**Requirement:** Look for the word "director". Copy every line of the listing where it occurs.

**Available data:**

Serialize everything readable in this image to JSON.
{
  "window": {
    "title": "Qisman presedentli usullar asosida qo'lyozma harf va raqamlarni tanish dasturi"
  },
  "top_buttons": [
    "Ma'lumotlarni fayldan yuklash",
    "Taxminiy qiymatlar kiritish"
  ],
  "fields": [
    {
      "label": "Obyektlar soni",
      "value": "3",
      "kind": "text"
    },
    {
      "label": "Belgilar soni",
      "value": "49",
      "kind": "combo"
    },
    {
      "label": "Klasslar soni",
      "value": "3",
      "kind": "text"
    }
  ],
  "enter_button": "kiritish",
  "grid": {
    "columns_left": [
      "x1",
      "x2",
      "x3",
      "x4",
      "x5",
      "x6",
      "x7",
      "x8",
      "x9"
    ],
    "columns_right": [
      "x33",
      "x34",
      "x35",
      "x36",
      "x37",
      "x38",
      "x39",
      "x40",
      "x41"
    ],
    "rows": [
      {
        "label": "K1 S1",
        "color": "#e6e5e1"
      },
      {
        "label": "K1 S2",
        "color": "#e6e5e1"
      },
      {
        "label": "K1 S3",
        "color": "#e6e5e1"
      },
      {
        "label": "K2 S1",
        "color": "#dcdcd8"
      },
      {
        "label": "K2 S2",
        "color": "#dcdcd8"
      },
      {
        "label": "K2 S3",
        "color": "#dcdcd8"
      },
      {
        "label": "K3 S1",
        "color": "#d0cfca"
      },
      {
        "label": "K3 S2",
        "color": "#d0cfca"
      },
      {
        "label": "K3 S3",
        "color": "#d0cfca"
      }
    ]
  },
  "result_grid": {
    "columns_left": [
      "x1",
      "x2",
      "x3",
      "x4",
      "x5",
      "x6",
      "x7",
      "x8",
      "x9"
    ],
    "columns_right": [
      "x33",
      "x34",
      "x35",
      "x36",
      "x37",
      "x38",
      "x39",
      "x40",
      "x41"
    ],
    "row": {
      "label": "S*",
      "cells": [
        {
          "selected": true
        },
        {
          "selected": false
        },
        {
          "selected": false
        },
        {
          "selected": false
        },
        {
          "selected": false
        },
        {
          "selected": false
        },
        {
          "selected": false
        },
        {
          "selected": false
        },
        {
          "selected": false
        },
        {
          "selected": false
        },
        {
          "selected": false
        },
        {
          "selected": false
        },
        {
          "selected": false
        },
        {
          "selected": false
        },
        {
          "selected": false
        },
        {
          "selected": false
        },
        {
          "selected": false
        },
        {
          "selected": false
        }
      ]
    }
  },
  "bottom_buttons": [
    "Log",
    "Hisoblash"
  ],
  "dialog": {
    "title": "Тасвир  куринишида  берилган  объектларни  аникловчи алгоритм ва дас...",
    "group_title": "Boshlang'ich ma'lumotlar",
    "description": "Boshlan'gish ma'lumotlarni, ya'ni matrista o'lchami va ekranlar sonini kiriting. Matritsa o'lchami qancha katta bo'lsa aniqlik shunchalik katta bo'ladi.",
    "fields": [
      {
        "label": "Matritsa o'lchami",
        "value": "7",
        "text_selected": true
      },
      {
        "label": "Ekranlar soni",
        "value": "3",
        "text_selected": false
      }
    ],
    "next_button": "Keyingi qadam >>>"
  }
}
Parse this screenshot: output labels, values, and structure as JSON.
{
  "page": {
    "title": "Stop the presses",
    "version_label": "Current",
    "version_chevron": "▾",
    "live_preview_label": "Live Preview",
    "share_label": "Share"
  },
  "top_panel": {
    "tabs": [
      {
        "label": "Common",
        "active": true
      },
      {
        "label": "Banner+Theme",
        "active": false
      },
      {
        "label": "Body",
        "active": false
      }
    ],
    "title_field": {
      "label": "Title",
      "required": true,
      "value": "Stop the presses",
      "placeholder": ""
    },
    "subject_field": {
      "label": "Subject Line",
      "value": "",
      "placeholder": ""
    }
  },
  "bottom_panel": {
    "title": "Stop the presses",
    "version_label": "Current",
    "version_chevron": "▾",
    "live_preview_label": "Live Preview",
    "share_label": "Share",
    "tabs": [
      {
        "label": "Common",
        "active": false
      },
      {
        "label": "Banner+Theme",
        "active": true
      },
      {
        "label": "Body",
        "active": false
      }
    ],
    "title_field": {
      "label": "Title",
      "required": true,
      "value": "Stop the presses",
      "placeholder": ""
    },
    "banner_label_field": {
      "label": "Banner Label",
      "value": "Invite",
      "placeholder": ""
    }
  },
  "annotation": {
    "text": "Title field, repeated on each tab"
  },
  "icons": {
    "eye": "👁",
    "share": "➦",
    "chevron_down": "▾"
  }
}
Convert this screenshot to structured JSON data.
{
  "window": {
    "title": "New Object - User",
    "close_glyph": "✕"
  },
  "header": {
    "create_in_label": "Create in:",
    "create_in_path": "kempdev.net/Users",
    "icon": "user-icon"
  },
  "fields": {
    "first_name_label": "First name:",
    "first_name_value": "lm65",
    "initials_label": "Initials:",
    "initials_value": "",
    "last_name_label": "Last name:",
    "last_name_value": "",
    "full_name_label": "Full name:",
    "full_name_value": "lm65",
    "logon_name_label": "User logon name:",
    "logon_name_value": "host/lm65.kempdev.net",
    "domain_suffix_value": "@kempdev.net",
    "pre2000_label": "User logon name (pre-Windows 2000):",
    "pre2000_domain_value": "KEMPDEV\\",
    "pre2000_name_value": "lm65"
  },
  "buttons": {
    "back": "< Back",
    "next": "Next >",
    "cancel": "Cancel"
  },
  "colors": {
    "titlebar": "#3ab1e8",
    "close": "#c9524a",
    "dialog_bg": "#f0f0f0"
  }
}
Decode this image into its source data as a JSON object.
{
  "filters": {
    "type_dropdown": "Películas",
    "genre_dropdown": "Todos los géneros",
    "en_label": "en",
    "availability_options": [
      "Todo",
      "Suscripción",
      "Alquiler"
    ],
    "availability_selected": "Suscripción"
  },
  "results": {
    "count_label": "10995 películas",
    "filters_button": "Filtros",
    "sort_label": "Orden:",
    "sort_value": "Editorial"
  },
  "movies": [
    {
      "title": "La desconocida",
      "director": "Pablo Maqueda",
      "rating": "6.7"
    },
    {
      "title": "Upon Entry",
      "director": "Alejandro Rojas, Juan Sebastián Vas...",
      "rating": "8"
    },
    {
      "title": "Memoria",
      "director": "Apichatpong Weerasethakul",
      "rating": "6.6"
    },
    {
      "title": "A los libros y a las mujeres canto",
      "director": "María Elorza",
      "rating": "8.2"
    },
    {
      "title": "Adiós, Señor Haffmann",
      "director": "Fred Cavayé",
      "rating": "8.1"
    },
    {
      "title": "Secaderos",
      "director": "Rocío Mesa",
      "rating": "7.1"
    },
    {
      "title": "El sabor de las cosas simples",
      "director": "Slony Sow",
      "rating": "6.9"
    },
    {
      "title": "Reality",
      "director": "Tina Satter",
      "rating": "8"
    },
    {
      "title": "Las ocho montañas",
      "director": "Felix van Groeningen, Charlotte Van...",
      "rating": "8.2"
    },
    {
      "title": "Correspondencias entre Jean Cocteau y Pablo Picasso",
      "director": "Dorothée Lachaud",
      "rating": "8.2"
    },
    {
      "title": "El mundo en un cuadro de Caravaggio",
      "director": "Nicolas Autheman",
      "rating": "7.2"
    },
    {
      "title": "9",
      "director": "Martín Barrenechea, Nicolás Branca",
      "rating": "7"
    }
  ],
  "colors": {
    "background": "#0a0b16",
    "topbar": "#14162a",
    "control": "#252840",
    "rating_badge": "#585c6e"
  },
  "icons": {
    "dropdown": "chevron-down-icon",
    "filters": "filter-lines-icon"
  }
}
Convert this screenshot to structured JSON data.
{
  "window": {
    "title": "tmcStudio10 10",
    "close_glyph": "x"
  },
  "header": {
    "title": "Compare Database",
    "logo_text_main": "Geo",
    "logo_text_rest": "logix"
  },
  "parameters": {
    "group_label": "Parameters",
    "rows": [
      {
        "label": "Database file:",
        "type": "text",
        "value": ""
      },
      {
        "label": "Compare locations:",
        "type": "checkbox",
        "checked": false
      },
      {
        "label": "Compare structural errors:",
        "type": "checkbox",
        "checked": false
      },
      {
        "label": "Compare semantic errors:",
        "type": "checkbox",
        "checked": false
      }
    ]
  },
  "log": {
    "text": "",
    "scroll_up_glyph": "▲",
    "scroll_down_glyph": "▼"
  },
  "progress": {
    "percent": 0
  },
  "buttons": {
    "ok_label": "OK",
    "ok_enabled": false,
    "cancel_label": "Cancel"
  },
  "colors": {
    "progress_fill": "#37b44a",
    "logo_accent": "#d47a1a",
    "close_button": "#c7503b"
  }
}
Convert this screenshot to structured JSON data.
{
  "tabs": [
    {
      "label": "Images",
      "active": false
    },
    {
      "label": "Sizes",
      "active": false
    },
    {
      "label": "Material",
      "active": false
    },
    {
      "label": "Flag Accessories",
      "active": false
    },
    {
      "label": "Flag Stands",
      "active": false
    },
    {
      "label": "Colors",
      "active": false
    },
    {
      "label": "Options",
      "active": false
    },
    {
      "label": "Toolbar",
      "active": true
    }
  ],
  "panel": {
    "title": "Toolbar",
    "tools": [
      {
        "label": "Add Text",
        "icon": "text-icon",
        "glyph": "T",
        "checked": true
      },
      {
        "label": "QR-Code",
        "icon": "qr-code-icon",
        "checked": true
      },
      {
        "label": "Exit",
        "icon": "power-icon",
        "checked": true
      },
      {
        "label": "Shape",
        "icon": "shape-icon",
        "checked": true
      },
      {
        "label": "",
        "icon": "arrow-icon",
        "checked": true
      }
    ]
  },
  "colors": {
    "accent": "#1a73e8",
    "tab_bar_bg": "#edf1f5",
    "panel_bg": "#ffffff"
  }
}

**Response to the exercise:**
      "director": "Pablo Maqueda",
      "director": "Alejandro Rojas, Juan Sebastián Vas...",
      "director": "Apichatpong Weerasethakul",
      "director": "María Elorza",
      "director": "Fred Cavayé",
      "director": "Rocío Mesa",
      "director": "Slony Sow",
      "director": "Tina Satter",
      "director": "Felix van Groeningen, Charlotte Van...",
      "director": "Dorothée Lachaud",
      "director": "Nicolas Autheman",
      "director": "Martín Barrenechea, Nicolás Branca",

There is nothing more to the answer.